Currently, only about 16% of directors in the S&P 1500 are women, 10% minorities. Most directors are in their 60-70s. More than half have only directors in their 50-70s. Pressure to voluntarily disclose in matrix 300 companies provide in proxy is coming from NYC pension funds. CalSTRS is among the most active on gender diversity. California’s resolution SCR 62 calls on companies to have at least three women on each corporate board.
More funds are looking to disclosures to see what boards consider in recruitment and nomination. Companies should be documenting in 10-K, proxy, etc. NextGen Directors Program – designed to accelerate the development of diverse high impact future board leaders. We really need to put more pressure on smaller companies, since they are lagging.
Women make up half the workforce; minorities about a third but they/we are underrepresented. Companies should want the best people. If they are not looking at women and minorities, they are not getting the best. The 30% Coalition was formed to address that issue. Since Jan 2012, the Coalition has sent letters to 165 companies. See reports issued.
On behalf of NYC pension funds, New York City Comptroller Scott Stringer sent a letter to 151 companies seeking engagement around a range of disclosures regarding the race and gender of company directors, the creation of a standardized director skills matrix and details of those companies’ director evaluation and succession plans.
State Street voted against NomGov committees at 400 companies. What gets measured gets managed. Break the pattern of groupthink. Compensation – if you get paid for it, you’re working on it. Ceres report on training the board on sustainability. Proactively disclosing that you are recruiting women and minorities… That is a must.
Greater integration of diversity inclusion by linking exec compensation was discussed. Transparency… a comprehensive report is needed, not just a CSR report. Efforts should also be described in other reports and the proxy statement and integrated into formal structures, including supply chain, through Nominating/Governance committee. Accountability – system level solutions. Social impact programs – underserved youth, assisting people in developing countries. Capacity building: how integrated on governance, investor relations, and sustainability teams?

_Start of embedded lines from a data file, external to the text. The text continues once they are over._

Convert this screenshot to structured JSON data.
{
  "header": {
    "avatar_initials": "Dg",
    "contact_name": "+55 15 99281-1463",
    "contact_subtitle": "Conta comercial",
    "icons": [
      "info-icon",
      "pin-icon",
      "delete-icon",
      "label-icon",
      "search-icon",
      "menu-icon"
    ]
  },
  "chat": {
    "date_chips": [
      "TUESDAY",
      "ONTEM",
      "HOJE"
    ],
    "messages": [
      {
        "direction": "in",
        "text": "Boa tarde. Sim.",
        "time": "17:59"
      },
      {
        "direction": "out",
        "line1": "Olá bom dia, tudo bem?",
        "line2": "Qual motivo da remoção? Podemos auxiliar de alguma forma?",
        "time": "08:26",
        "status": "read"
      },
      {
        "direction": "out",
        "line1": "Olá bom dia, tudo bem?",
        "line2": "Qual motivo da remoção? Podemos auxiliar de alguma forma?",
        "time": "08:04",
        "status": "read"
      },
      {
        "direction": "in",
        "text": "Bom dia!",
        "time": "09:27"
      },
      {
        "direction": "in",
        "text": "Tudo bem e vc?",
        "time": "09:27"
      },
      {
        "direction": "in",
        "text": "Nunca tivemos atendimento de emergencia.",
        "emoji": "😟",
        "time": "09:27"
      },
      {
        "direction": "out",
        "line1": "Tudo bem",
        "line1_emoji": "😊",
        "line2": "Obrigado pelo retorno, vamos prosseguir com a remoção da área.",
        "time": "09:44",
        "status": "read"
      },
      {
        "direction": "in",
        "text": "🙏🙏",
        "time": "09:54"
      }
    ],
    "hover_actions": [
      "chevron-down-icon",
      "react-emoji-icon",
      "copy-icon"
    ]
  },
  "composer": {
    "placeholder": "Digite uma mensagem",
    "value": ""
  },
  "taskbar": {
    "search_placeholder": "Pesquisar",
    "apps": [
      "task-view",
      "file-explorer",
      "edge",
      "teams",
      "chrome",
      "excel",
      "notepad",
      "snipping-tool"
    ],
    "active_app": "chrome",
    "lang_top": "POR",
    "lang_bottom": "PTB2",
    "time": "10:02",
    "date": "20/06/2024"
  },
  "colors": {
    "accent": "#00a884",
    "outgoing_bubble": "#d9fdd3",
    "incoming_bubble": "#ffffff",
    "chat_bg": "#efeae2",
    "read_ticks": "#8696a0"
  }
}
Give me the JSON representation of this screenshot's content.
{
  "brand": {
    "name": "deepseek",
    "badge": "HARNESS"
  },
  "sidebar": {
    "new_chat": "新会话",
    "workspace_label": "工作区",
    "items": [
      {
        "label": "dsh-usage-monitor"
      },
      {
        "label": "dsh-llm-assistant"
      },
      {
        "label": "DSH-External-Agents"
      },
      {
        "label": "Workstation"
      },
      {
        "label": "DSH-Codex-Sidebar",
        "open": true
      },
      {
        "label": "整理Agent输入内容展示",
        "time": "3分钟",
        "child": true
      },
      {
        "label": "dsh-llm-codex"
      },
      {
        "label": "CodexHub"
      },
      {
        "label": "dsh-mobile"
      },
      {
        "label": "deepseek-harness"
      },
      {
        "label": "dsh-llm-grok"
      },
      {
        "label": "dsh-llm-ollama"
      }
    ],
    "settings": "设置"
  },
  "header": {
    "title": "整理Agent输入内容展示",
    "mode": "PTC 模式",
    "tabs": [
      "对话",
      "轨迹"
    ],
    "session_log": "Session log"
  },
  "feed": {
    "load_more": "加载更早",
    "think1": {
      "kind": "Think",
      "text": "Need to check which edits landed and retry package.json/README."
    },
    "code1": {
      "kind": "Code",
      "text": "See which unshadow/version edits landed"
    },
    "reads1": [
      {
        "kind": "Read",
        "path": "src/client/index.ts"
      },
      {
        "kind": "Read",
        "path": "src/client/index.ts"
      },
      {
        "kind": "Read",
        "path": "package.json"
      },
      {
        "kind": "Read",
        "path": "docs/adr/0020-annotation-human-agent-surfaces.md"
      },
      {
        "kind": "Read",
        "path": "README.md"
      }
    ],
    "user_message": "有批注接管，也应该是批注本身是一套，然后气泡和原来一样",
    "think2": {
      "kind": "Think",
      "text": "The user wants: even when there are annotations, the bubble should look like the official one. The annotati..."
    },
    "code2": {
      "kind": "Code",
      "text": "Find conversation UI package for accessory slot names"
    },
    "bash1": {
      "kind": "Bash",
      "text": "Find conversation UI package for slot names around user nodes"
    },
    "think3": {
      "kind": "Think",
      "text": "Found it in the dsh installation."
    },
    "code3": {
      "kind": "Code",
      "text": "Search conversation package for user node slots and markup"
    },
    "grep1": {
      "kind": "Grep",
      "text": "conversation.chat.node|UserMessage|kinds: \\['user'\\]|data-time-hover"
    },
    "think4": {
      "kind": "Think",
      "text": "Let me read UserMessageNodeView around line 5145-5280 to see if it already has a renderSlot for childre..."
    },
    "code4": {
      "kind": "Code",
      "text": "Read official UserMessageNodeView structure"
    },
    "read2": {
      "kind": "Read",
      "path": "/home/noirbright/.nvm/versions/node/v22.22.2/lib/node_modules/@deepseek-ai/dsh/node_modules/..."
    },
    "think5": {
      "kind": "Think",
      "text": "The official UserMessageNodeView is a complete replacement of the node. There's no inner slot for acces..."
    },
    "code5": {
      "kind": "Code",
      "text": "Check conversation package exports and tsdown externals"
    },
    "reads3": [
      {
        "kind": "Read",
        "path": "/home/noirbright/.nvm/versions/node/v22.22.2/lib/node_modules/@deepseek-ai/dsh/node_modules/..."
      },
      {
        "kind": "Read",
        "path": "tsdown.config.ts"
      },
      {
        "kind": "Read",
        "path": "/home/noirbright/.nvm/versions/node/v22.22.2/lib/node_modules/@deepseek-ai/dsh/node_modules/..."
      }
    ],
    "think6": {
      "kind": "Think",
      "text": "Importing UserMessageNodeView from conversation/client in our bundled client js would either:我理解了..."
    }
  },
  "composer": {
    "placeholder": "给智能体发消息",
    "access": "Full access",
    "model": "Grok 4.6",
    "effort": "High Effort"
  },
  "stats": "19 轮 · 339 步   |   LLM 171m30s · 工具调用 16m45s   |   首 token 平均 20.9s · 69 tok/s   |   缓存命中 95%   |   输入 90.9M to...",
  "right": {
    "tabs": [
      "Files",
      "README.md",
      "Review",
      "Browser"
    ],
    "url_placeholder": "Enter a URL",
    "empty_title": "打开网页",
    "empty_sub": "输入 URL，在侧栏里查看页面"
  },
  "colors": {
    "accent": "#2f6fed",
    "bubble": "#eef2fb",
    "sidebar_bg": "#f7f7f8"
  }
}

Just about every panel at the 28th Annual SRI Conference in San Diego was amazing (#AllinForImpact on Twitter). This panel was even better. Of course, all the panelists were tops in their respective fields but Coro Strandberg was outstanding as a moderator… assertive with a quirky sense of humor. She really helped focus the discussion.
Part 4 28th Annual SRI Conference Alice Tepper Marlin: Investing for a Better World
The sustainable, responsible, impact investment industry is enjoying healthy growth and beginning to fulfill the vision of 1968. So where are we with impacting companies and the global economy? And what about today’s lead disruptor companies? Will they provide a ‘boost’ or be a ‘bust’ for sustainability? Can the SRI community affect the outcome? Alice Tepper Marlin discussed these issues and more.
One in five investment dollars uses SRI factors. Never lose sight of that earthrise photo. Alice created Shopping for a Better World, is on the board of Social Accountability International. TenSquared helps teams of workers and managers meet ambitious occupational health and safety goals in 100 days.
There is a lack of disclosure on sustainability at Amazon compared to Walmart. 12% of Amazon costs come from transportation. Both need to build fleet with electric vehicles and indicate which products are rated high re sustainability.